RHCP fans… don’t even think that the bass has been overlooked here. With a decent bass intro, which the Flea would notice, we enter “Little Bit Of This”. Now, as a follow up to a lovely ballad, this song does manage to change the mood a bit, but then again, it loses out because of it’s positioning. Somehow, I can’t catch a word of what Sidd is crooning, except the chorus… But hey, this is the longest track of this album, clocking in at one second more than “Sometimes”. We see good use of the crybaby pedal here, and it does remind me of the master himself… But the sad part is that the song does drag on in the middle, something that could’ve easily been avoided. Then again, it’s very tough to be perfect…
Soft-rock realms, here we come. With a lovely, high on emotion guitar intro and supreme vocal talent by Sidd himself, “All Is Lost” again manages to change my mood. The music makes me drift off into the land of beautiful valleys, bright yellow sunshine, while at the back of my head, the lyrics have a different effect altogether. I get a really mature feel from Meghu’s solo here. The interlude of this song is something, which I didn’t quite expect, with up-tempo stuff that leaves a lovely heavy after-taste for the rest of the song. This again is quite a lengthy track, but yet again, you don’t want to skip this either.
Now comes a track, which will really get you off your couch and on your feet. Funk rock to the max, I say put the system volume on max and enjoy the craziness of this one here. I’m talking about “The Marching Song”, which, I think is based on those tiny creatures we call ants. Then again, I maybe wrong here. Heck with it. The high point of this track has to be the interlude, which takes me by surprise. Sidd’s really good on vocals man, and so is the bassist.
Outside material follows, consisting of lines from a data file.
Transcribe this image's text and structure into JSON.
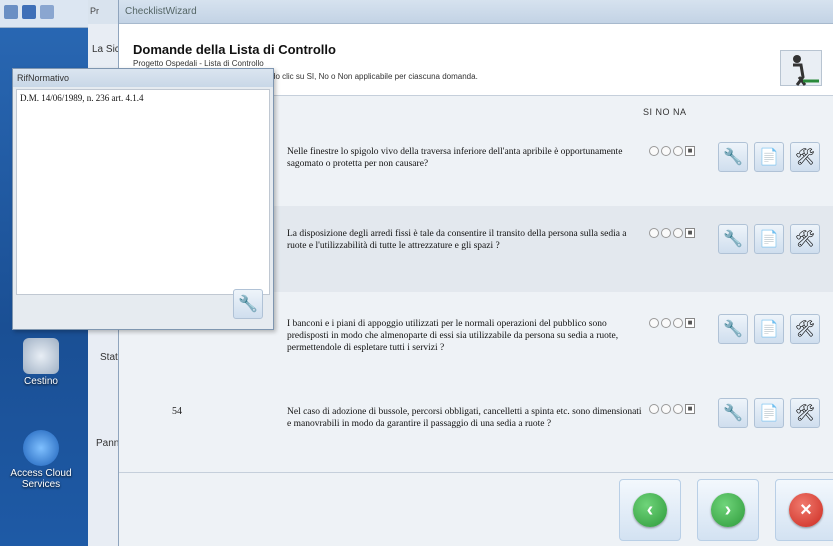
{
  "desktop": {
    "icons": [
      {
        "label": "Cestino"
      },
      {
        "label": "Access Cloud Services"
      }
    ]
  },
  "behind_app": {
    "tab": "Pr",
    "label_1": "La Sic",
    "label_state": "Stat",
    "label_panel": "Pann"
  },
  "wizard": {
    "window_title": "ChecklistWizard",
    "heading": "Domande della Lista di Controllo",
    "subheading": "Progetto Ospedali - Lista di Controllo",
    "instruction": "do clic su SI, No o Non applicabile per ciascuna domanda.",
    "col_headers": "SI NO NA",
    "questions": [
      {
        "number": "",
        "text": "Nelle finestre lo spigolo vivo della traversa inferiore dell'anta apribile è opportunamente sagomato o protetta per non causare?"
      },
      {
        "number": "",
        "text": "La disposizione degli arredi fissi è tale da consentire il transito della persona sulla sedia a ruote e l'utilizzabilità di tutte le attrezzature e gli spazi ?"
      },
      {
        "number": "",
        "text": "I banconi e i piani di appoggio utilizzati per le normali operazioni del pubblico sono predisposti in modo che almenoparte di essi sia utilizzabile da persona su sedia a ruote, permettendole di espletare tutti i servizi ?"
      },
      {
        "number": "54",
        "text": "Nel caso di adozione di bussole, percorsi obbligati, cancelletti a spinta etc. sono dimensionati e manovrabili in modo da garantire il passaggio di una sedia a ruote ?"
      }
    ]
  },
  "popup": {
    "title": "RifNormativo",
    "content": "D.M. 14/06/1989, n. 236 art. 4.1.4"
  },
  "colors": {
    "back": "#2e9a3a",
    "next": "#2e9a3a",
    "cancel": "#cc2a20"
  }
}
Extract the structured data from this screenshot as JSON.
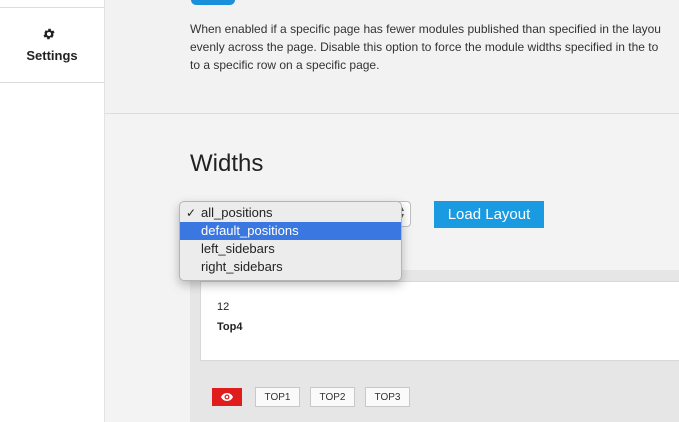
{
  "sidebar": {
    "settings": {
      "label": "Settings",
      "icon": "gear-icon"
    }
  },
  "top_panel": {
    "description_lines": [
      "When enabled if a specific page has fewer modules published than specified in the layou",
      "evenly across the page. Disable this option to force the module widths specified in the to",
      "to a specific row on a specific page."
    ]
  },
  "widths": {
    "title": "Widths",
    "select": {
      "selected": "all_positions",
      "highlighted": "default_positions",
      "options": [
        "all_positions",
        "default_positions",
        "left_sidebars",
        "right_sidebars"
      ]
    },
    "load_button": "Load Layout"
  },
  "layout": {
    "card": {
      "width_value": "12",
      "position_name": "Top4"
    },
    "buttons": [
      "TOP1",
      "TOP2",
      "TOP3"
    ],
    "eye_icon": "eye-icon"
  },
  "colors": {
    "accent": "#1a9ae0",
    "eye_button": "#e01d1d",
    "highlight": "#3b77e0"
  }
}
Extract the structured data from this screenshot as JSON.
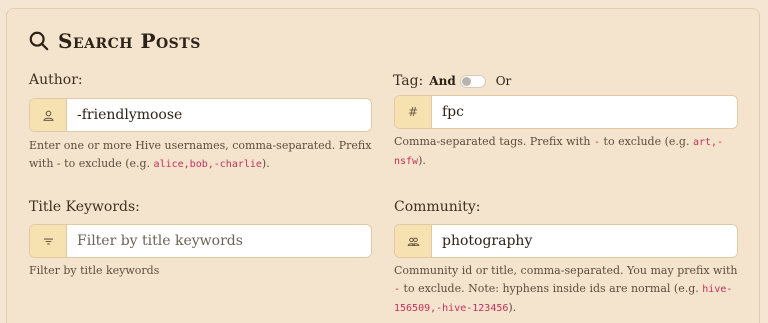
{
  "title": "Search Posts",
  "author": {
    "label": "Author:",
    "value": "-friendlymoose",
    "placeholder": "",
    "help_prefix": "Enter one or more Hive usernames, comma-separated. Prefix with - to exclude (e.g. ",
    "help_code": "alice,bob,-charlie",
    "help_suffix": ")."
  },
  "tag": {
    "label": "Tag:",
    "and_label": "And",
    "or_label": "Or",
    "addon": "#",
    "value": "fpc",
    "help_prefix": "Comma-separated tags. Prefix with ",
    "help_minus": "-",
    "help_middle": " to exclude (e.g. ",
    "help_code": "art,-nsfw",
    "help_suffix": ")."
  },
  "title_keywords": {
    "label": "Title Keywords:",
    "value": "",
    "placeholder": "Filter by title keywords",
    "help": "Filter by title keywords"
  },
  "community": {
    "label": "Community:",
    "value": "photography",
    "help_prefix": "Community id or title, comma-separated. You may prefix with ",
    "help_minus": "-",
    "help_middle": " to exclude. Note: hyphens inside ids are normal (e.g. ",
    "help_code": "hive-156509,-hive-123456",
    "help_suffix": ")."
  },
  "icons": {
    "title": "search-icon",
    "author": "user-icon",
    "tag": "hash-icon",
    "title_keywords": "filter-icon",
    "community": "users-icon"
  },
  "colors": {
    "background": "#f5e6d3",
    "addon": "#f5e2b0",
    "code": "#c0325a"
  }
}
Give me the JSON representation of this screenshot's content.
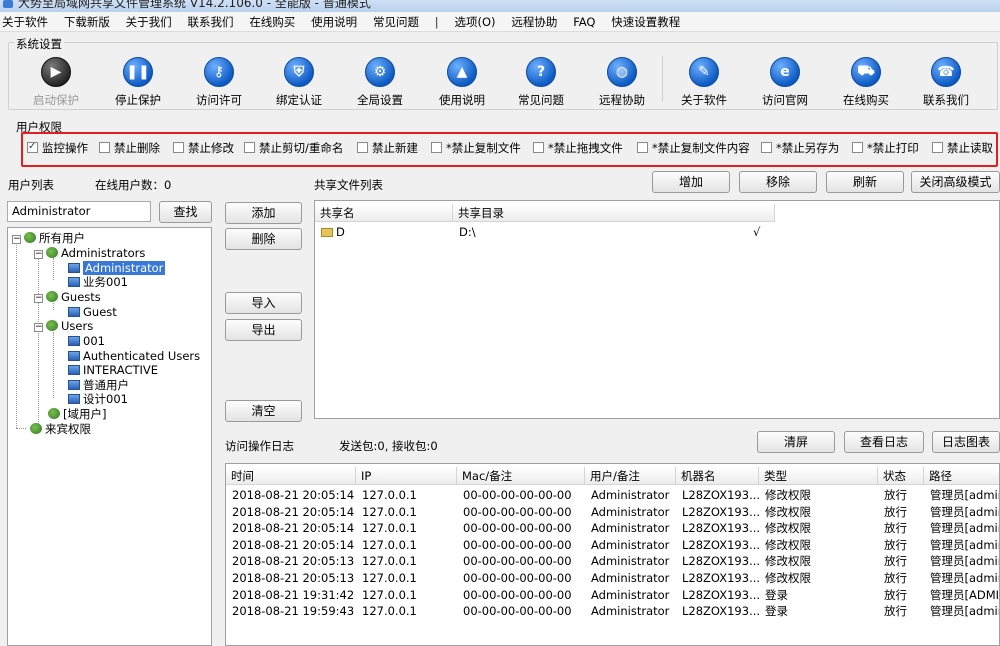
{
  "window": {
    "title": "大势至局域网共享文件管理系统 V14.2.106.0 - 全能版 - 普通模式"
  },
  "menu": [
    "关于软件",
    "下载新版",
    "关于我们",
    "联系我们",
    "在线购买",
    "使用说明",
    "常见问题",
    "|",
    "选项(O)",
    "远程协助",
    "FAQ",
    "快速设置教程"
  ],
  "system_settings": {
    "title": "系统设置",
    "buttons": [
      {
        "label": "启动保护",
        "icon": "play-icon",
        "disabled": true
      },
      {
        "label": "停止保护",
        "icon": "pause-icon"
      },
      {
        "label": "访问许可",
        "icon": "key-icon"
      },
      {
        "label": "绑定认证",
        "icon": "shield-icon"
      },
      {
        "label": "全局设置",
        "icon": "gear-icon"
      },
      {
        "label": "使用说明",
        "icon": "graduation-cap-icon"
      },
      {
        "label": "常见问题",
        "icon": "question-icon"
      },
      {
        "label": "远程协助",
        "icon": "globe-icon"
      },
      {
        "label": "关于软件",
        "icon": "document-icon"
      },
      {
        "label": "访问官网",
        "icon": "ie-icon"
      },
      {
        "label": "在线购买",
        "icon": "cart-icon"
      },
      {
        "label": "联系我们",
        "icon": "phone-icon"
      }
    ]
  },
  "permissions": {
    "title": "用户权限",
    "items": [
      {
        "label": "监控操作",
        "checked": true
      },
      {
        "label": "禁止删除",
        "checked": false
      },
      {
        "label": "禁止修改",
        "checked": false
      },
      {
        "label": "禁止剪切/重命名",
        "checked": false
      },
      {
        "label": "禁止新建",
        "checked": false
      },
      {
        "label": "*禁止复制文件",
        "checked": false
      },
      {
        "label": "*禁止拖拽文件",
        "checked": false
      },
      {
        "label": "*禁止复制文件内容",
        "checked": false
      },
      {
        "label": "*禁止另存为",
        "checked": false
      },
      {
        "label": "*禁止打印",
        "checked": false
      },
      {
        "label": "禁止读取",
        "checked": false
      }
    ]
  },
  "users": {
    "title": "用户列表",
    "online_label": "在线用户数：0",
    "search_value": "Administrator",
    "search_button": "查找",
    "tree": {
      "root": "所有用户",
      "groups": [
        {
          "name": "Administrators",
          "users": [
            "Administrator",
            "业务001"
          ]
        },
        {
          "name": "Guests",
          "users": [
            "Guest"
          ]
        },
        {
          "name": "Users",
          "users": [
            "001",
            "Authenticated Users",
            "INTERACTIVE",
            "普通用户",
            "设计001"
          ]
        }
      ],
      "domain": "[域用户]",
      "guest_perm": "来宾权限"
    },
    "selected": "Administrator"
  },
  "mid_buttons": {
    "add": "添加",
    "delete": "删除",
    "import": "导入",
    "export": "导出",
    "clear": "清空"
  },
  "share": {
    "title": "共享文件列表",
    "buttons": [
      "增加",
      "移除",
      "刷新",
      "关闭高级模式"
    ],
    "columns": [
      "共享名",
      "共享目录"
    ],
    "rows": [
      {
        "name": "D",
        "path": "D:\\",
        "mark": "√"
      }
    ]
  },
  "log": {
    "title": "访问操作日志",
    "packets": "发送包:0, 接收包:0",
    "buttons": [
      "清屏",
      "查看日志",
      "日志图表"
    ],
    "columns": [
      "时间",
      "IP",
      "Mac/备注",
      "用户/备注",
      "机器名",
      "类型",
      "状态",
      "路径"
    ],
    "rows": [
      [
        "2018-08-21 20:05:14",
        "127.0.0.1",
        "00-00-00-00-00-00",
        "Administrator",
        "L28ZOX193...",
        "修改权限",
        "放行",
        "管理员[admin]"
      ],
      [
        "2018-08-21 20:05:14",
        "127.0.0.1",
        "00-00-00-00-00-00",
        "Administrator",
        "L28ZOX193...",
        "修改权限",
        "放行",
        "管理员[admin]"
      ],
      [
        "2018-08-21 20:05:14",
        "127.0.0.1",
        "00-00-00-00-00-00",
        "Administrator",
        "L28ZOX193...",
        "修改权限",
        "放行",
        "管理员[admin]"
      ],
      [
        "2018-08-21 20:05:14",
        "127.0.0.1",
        "00-00-00-00-00-00",
        "Administrator",
        "L28ZOX193...",
        "修改权限",
        "放行",
        "管理员[admin]"
      ],
      [
        "2018-08-21 20:05:13",
        "127.0.0.1",
        "00-00-00-00-00-00",
        "Administrator",
        "L28ZOX193...",
        "修改权限",
        "放行",
        "管理员[admin]"
      ],
      [
        "2018-08-21 20:05:13",
        "127.0.0.1",
        "00-00-00-00-00-00",
        "Administrator",
        "L28ZOX193...",
        "修改权限",
        "放行",
        "管理员[admin]"
      ],
      [
        "2018-08-21 19:31:42",
        "127.0.0.1",
        "00-00-00-00-00-00",
        "Administrator",
        "L28ZOX193...",
        "登录",
        "放行",
        "管理员[ADMIN]"
      ],
      [
        "2018-08-21 19:59:43",
        "127.0.0.1",
        "00-00-00-00-00-00",
        "Administrator",
        "L28ZOX193...",
        "登录",
        "放行",
        "管理员[admin]"
      ]
    ]
  }
}
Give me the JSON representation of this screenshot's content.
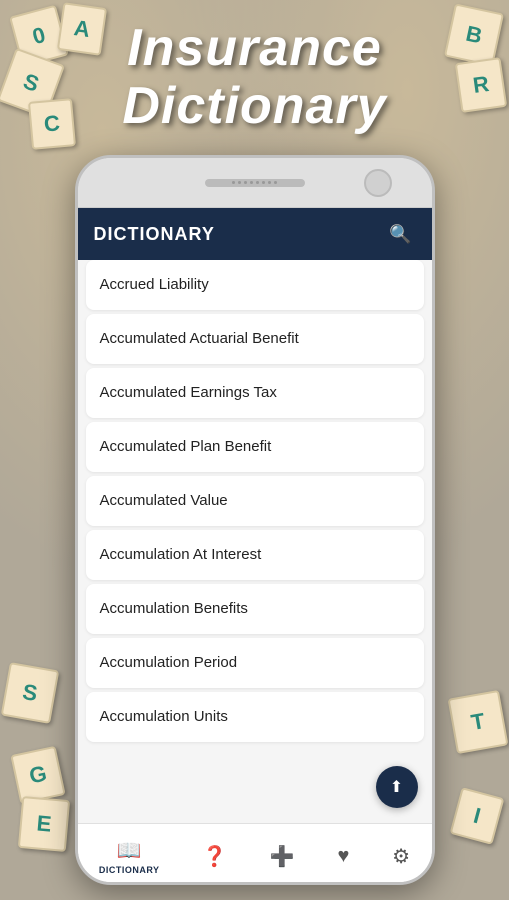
{
  "app": {
    "title_line1": "Insurance",
    "title_line2": "Dictionary"
  },
  "header": {
    "title": "DICTIONARY",
    "search_icon": "🔍"
  },
  "list": {
    "items": [
      {
        "label": "Accrued Liability"
      },
      {
        "label": "Accumulated Actuarial Benefit"
      },
      {
        "label": "Accumulated Earnings Tax"
      },
      {
        "label": "Accumulated Plan Benefit"
      },
      {
        "label": "Accumulated Value"
      },
      {
        "label": "Accumulation At Interest"
      },
      {
        "label": "Accumulation Benefits"
      },
      {
        "label": "Accumulation Period"
      },
      {
        "label": "Accumulation Units"
      }
    ]
  },
  "tiles": [
    {
      "letter": "0"
    },
    {
      "letter": "A"
    },
    {
      "letter": "B"
    },
    {
      "letter": "R"
    },
    {
      "letter": "S"
    },
    {
      "letter": "C"
    },
    {
      "letter": "S"
    },
    {
      "letter": "G"
    },
    {
      "letter": "E"
    },
    {
      "letter": "T"
    },
    {
      "letter": "I"
    }
  ],
  "scroll_top": {
    "icon": "⬆"
  },
  "bottom_nav": [
    {
      "icon": "📖",
      "label": "DICTIONARY",
      "active": true
    },
    {
      "icon": "❓",
      "label": "",
      "active": false
    },
    {
      "icon": "➕",
      "label": "",
      "active": false
    },
    {
      "icon": "♥",
      "label": "",
      "active": false
    },
    {
      "icon": "⚙",
      "label": "",
      "active": false
    }
  ]
}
This track is worth the wait.
Old-school reggae intro, and vocals with a heavy Jamaican accent. That’s the beauty of “SSG”, which means, uh, well; you should know it by now. Seriously, this is the track, which got HFC the attention they deserve. And now that I’ve witnessed them live quite some times, I know this is by far the most requested track to the band. The chorus is simple, and there’s no surprise why the crowd likes it so much. The heavy part kicks in at around 2:59, and the whole mood of the song changes. Moshpits everywhere… You’re bound to remember the chorus, and the supreme drum outro by Jai is well, too “Jai” for words. After this one, there’s no surprise that “I’m flying high, oh eh…”
The last track is not even a track. It’s just the band around a mic, with an acoustic guitar, just showing us their wackiness. With really sad jokes, band stories, bad impressions, especially the Marathi manus. Man, I bet you’ll be figuring out this track for a long time to come, and I’m pretty sure that you’ll definitely hear it over and over again. This is really stupid humor, and its bound to make you laugh. And hey, do me a favor; don’t question the necessity of this one. Oh and by the way, the track is titled “Thank You, Come Again.”
Man, that 40-minute trip gets over fast. And then, you want to go back to track one and listen to the whole album again. Siddharth is awesome on vocals. I never realized that he was so damn good. Meghu’s surely earned his stripes as the funk master of the Indian rock scene, and as for Jai, well, to be able to tell a drummer because of his unique style of pounding his kit is well, unique. Helga’s Fun Castle are the band to be, whether you look at them musically, lyrically, or even on the stage. They’ve knitted together a very good album, something, which I’m sure I’ll be hearing a lot more of. Kudos guys, very well done.
My Top Tracks: Sometimes, SSG, The Marching Song, All Is Lost, For Luke
Overall Rating: 8.5/10